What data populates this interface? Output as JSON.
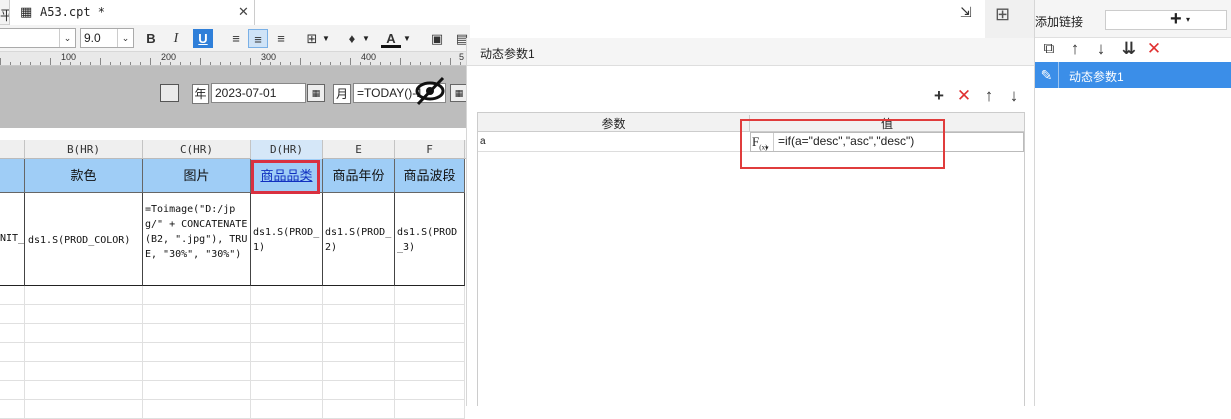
{
  "tab": {
    "icon_glyph": "平",
    "doc_glyph": "▦",
    "title": "A53.cpt *",
    "close": "✕"
  },
  "toolbar": {
    "font_size": "9.0",
    "bold": "B",
    "italic": "I",
    "underline": "U",
    "font_color": "A"
  },
  "ruler": {
    "labels": [
      "100",
      "200",
      "300",
      "400",
      "5"
    ]
  },
  "params": {
    "year_label": "年",
    "date_value": "2023-07-01",
    "month_label": "月",
    "today_value": "=TODAY()-1"
  },
  "columns": {
    "headers": [
      "B(HR)",
      "C(HR)",
      "D(HR)",
      "E",
      "F"
    ]
  },
  "header_row": {
    "cells": [
      "款色",
      "图片",
      "商品品类",
      "商品年份",
      "商品波段"
    ]
  },
  "data_row": {
    "prefix": "NIT_",
    "cells": [
      "ds1.S(PROD_COLOR)",
      "=Toimage(\"D:/jpg/\" + CONCATENATE(B2, \".jpg\"), TRUE, \"30%\", \"30%\")",
      "ds1.S(PROD_1)",
      "ds1.S(PROD_2)",
      "ds1.S(PROD_3)"
    ]
  },
  "dialog": {
    "title": "动态参数1",
    "table_headers": {
      "param": "参数",
      "value": "值"
    },
    "rows": [
      {
        "param": "a",
        "value": "=if(a=\"desc\",\"asc\",\"desc\")"
      }
    ],
    "formula_icon": "F(x)"
  },
  "right_panel": {
    "title": "添加链接",
    "add": "+",
    "items": [
      "动态参数1"
    ]
  },
  "colors": {
    "accent": "#3b8ee8",
    "highlight_box": "#e03c3c",
    "header_fill": "#9fcdf6",
    "delete": "#e03030"
  }
}
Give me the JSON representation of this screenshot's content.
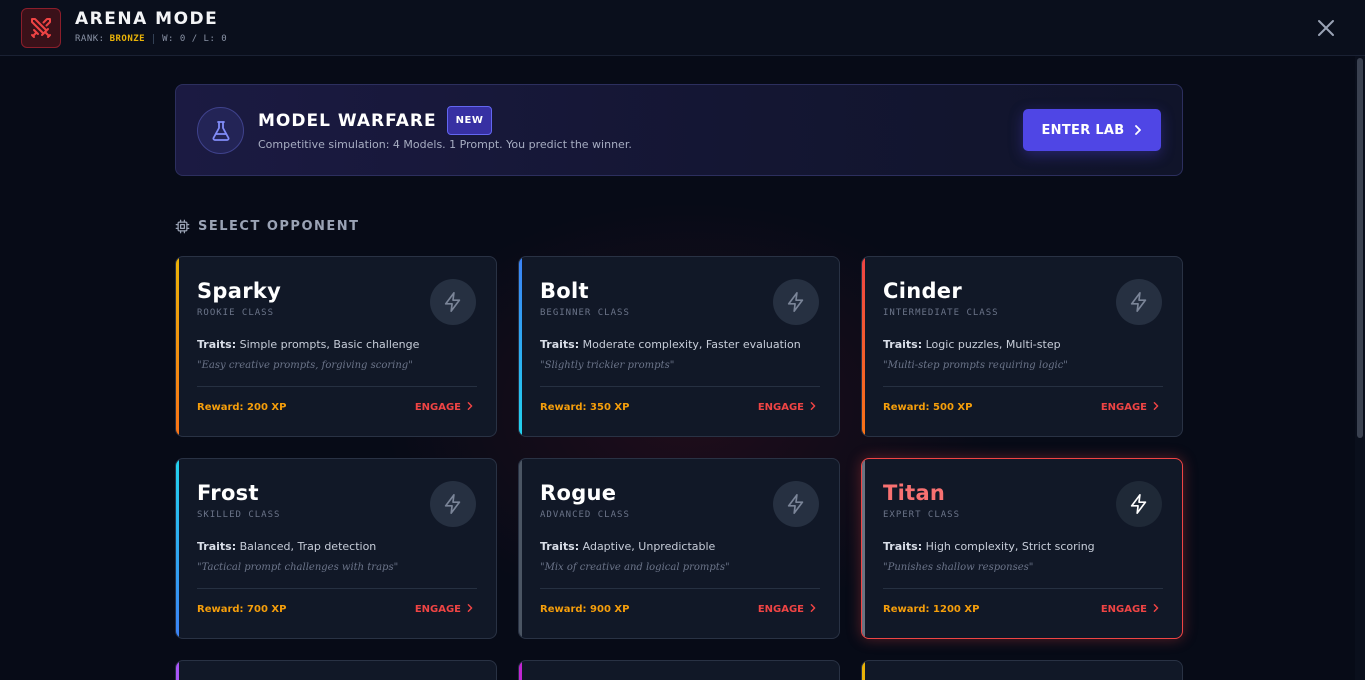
{
  "header": {
    "title": "ARENA MODE",
    "rank_label": "RANK:",
    "rank_value": "BRONZE",
    "record": "W: 0 / L: 0"
  },
  "banner": {
    "title": "MODEL WARFARE",
    "badge": "NEW",
    "subtitle": "Competitive simulation: 4 Models. 1 Prompt. You predict the winner.",
    "button_label": "ENTER LAB"
  },
  "section": {
    "heading": "SELECT OPPONENT"
  },
  "opponents": [
    {
      "name": "Sparky",
      "class": "ROOKIE CLASS",
      "traits_label": "Traits:",
      "traits": "Simple prompts, Basic challenge",
      "quote": "\"Easy creative prompts, forgiving scoring\"",
      "reward": "Reward: 200 XP",
      "engage": "ENGAGE",
      "accent": "#f59e0b"
    },
    {
      "name": "Bolt",
      "class": "BEGINNER CLASS",
      "traits_label": "Traits:",
      "traits": "Moderate complexity, Faster evaluation",
      "quote": "\"Slightly trickier prompts\"",
      "reward": "Reward: 350 XP",
      "engage": "ENGAGE",
      "accent": "#3b82f6"
    },
    {
      "name": "Cinder",
      "class": "INTERMEDIATE CLASS",
      "traits_label": "Traits:",
      "traits": "Logic puzzles, Multi-step",
      "quote": "\"Multi-step prompts requiring logic\"",
      "reward": "Reward: 500 XP",
      "engage": "ENGAGE",
      "accent": "#ef4444"
    },
    {
      "name": "Frost",
      "class": "SKILLED CLASS",
      "traits_label": "Traits:",
      "traits": "Balanced, Trap detection",
      "quote": "\"Tactical prompt challenges with traps\"",
      "reward": "Reward: 700 XP",
      "engage": "ENGAGE",
      "accent": "#22d3ee"
    },
    {
      "name": "Rogue",
      "class": "ADVANCED CLASS",
      "traits_label": "Traits:",
      "traits": "Adaptive, Unpredictable",
      "quote": "\"Mix of creative and logical prompts\"",
      "reward": "Reward: 900 XP",
      "engage": "ENGAGE",
      "accent": "#4b5563"
    },
    {
      "name": "Titan",
      "class": "EXPERT CLASS",
      "traits_label": "Traits:",
      "traits": "High complexity, Strict scoring",
      "quote": "\"Punishes shallow responses\"",
      "reward": "Reward: 1200 XP",
      "engage": "ENGAGE",
      "accent": "#6b7280"
    }
  ],
  "colors": {
    "background": "#070b17",
    "rank_gold": "#eab308",
    "reward_orange": "#f59e0b",
    "engage_red": "#ef4444",
    "button_indigo": "#4f46e5",
    "highlight_border": "#ef4444"
  },
  "icons": {
    "logo": "crossed-swords-icon",
    "close": "close-icon",
    "banner": "flask-icon",
    "section": "cpu-chip-icon",
    "card": "lightning-bolt-icon",
    "chevron": "chevron-right-icon"
  }
}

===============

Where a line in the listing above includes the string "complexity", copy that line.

### FINISHED EXERCISE
      "traits": "Moderate complexity, Faster evaluation",
      "traits": "High complexity, Strict scoring",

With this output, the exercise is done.